Task item:
Search the entries for the string "Construction" and give the number of lines that hold it, nothing more.

Supplied data:
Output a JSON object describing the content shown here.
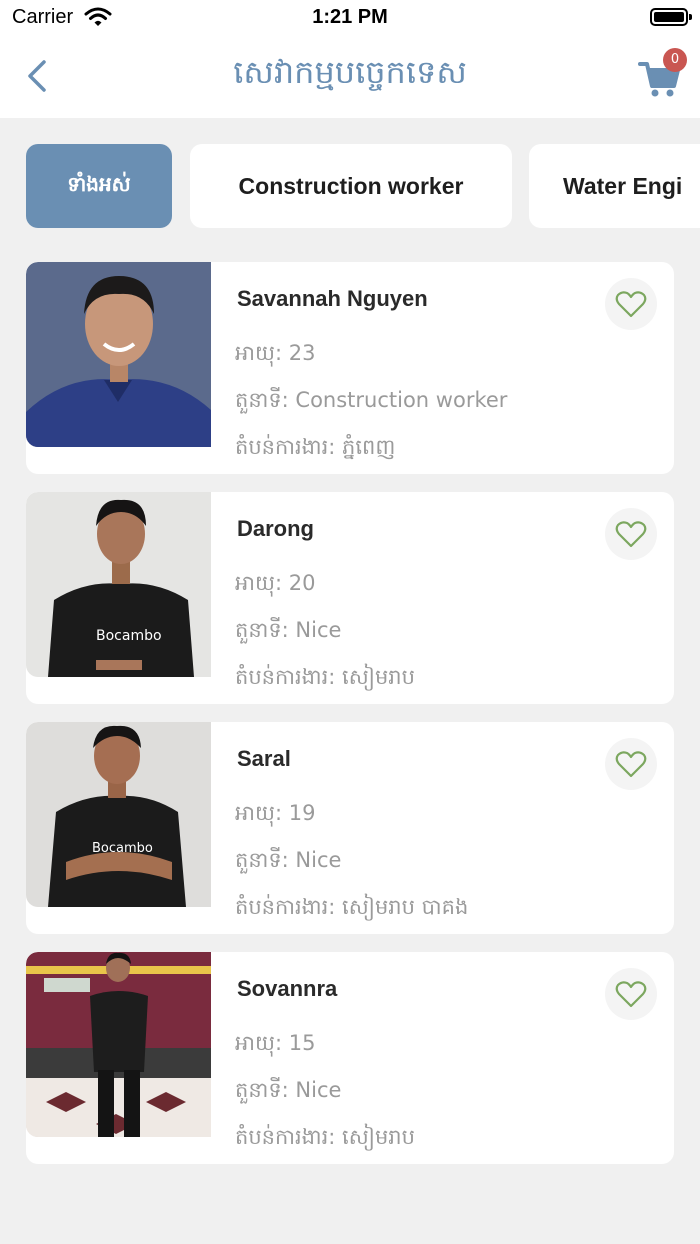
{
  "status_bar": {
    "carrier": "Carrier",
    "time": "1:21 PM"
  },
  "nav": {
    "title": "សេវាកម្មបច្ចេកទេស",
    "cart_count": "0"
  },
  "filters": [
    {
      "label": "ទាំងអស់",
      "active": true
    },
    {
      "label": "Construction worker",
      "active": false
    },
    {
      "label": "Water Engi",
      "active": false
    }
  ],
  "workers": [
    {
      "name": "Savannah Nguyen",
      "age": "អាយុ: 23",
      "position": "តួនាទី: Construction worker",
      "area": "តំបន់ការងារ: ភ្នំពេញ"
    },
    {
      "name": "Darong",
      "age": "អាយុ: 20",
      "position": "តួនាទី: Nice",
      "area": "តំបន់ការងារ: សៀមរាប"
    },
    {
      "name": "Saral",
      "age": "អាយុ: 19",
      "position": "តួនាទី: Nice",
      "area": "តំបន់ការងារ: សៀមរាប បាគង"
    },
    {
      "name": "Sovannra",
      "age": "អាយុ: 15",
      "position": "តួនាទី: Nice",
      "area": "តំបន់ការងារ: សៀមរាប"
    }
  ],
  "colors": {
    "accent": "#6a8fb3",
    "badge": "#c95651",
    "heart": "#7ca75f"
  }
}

Exercise response:
2